*** Opening of Materials provided ***

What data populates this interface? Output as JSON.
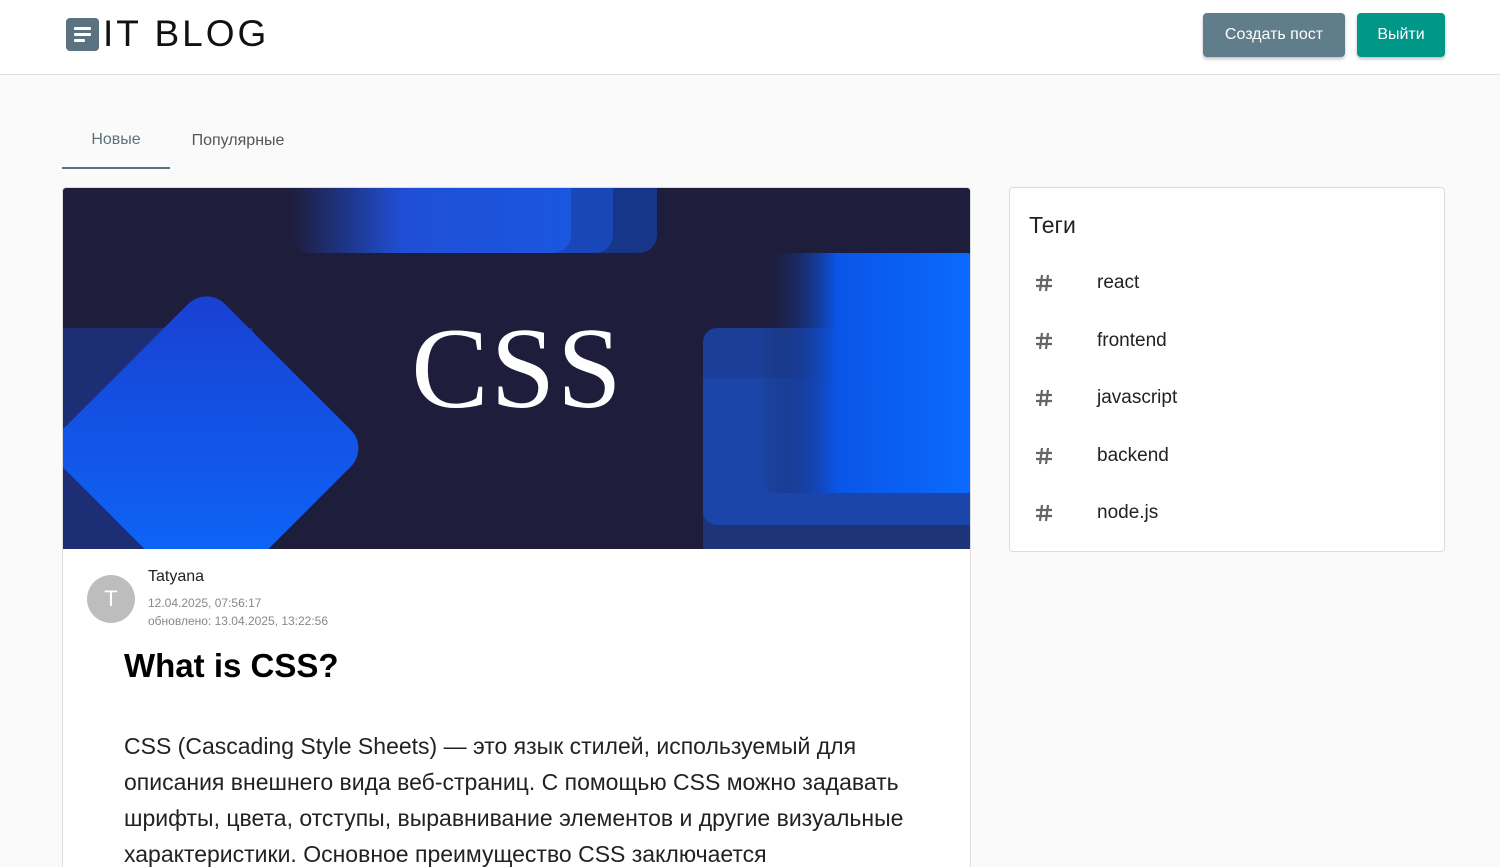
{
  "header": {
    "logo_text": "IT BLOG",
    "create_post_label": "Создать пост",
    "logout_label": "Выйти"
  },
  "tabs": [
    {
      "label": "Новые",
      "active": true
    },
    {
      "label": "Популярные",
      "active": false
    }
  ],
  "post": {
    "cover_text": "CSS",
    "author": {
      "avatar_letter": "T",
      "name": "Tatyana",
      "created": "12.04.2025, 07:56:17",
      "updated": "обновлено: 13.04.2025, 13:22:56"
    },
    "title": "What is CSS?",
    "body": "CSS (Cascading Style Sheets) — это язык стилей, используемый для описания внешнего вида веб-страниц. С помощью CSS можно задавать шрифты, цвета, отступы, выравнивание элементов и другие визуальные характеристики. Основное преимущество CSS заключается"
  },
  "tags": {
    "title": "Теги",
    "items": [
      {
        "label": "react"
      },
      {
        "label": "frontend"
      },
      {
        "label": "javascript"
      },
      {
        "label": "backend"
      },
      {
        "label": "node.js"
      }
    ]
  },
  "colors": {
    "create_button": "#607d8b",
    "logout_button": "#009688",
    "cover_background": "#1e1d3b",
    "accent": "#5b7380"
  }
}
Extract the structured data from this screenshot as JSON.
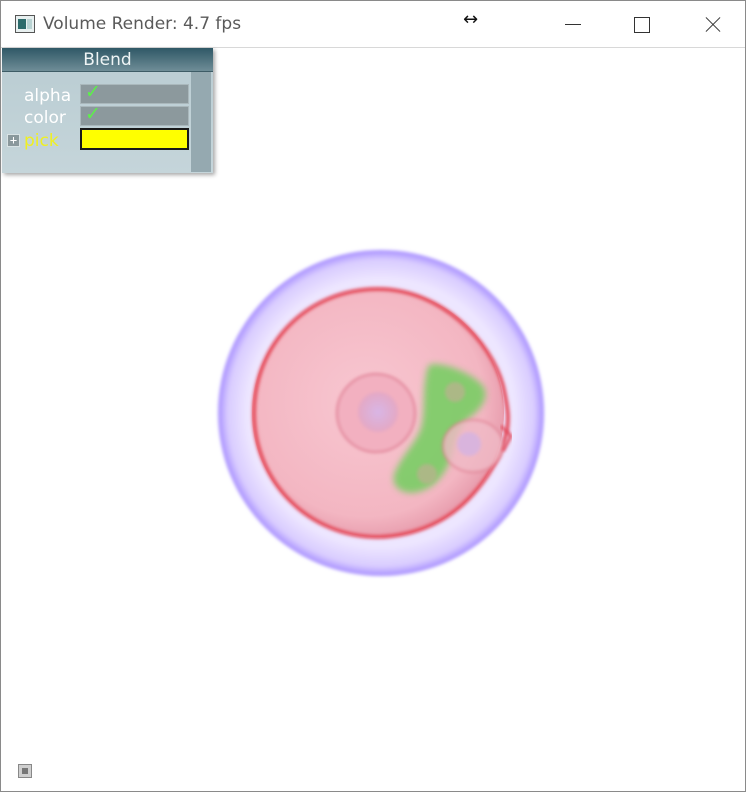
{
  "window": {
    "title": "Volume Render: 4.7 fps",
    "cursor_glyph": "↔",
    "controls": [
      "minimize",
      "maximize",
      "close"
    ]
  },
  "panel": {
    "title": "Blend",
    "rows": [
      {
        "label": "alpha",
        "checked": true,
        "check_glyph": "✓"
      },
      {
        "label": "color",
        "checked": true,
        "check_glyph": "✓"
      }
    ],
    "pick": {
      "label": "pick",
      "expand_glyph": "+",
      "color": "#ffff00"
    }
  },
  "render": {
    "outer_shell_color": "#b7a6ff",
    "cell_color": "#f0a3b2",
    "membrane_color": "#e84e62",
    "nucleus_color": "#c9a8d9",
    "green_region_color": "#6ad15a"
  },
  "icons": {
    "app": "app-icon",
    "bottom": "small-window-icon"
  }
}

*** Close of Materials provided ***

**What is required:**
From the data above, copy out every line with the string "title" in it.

**Exercise answer:**
    "title": "What is CSS?",
    "title": "Теги",
    "title": "Volume Render: 4.7 fps",
    "title": "Blend",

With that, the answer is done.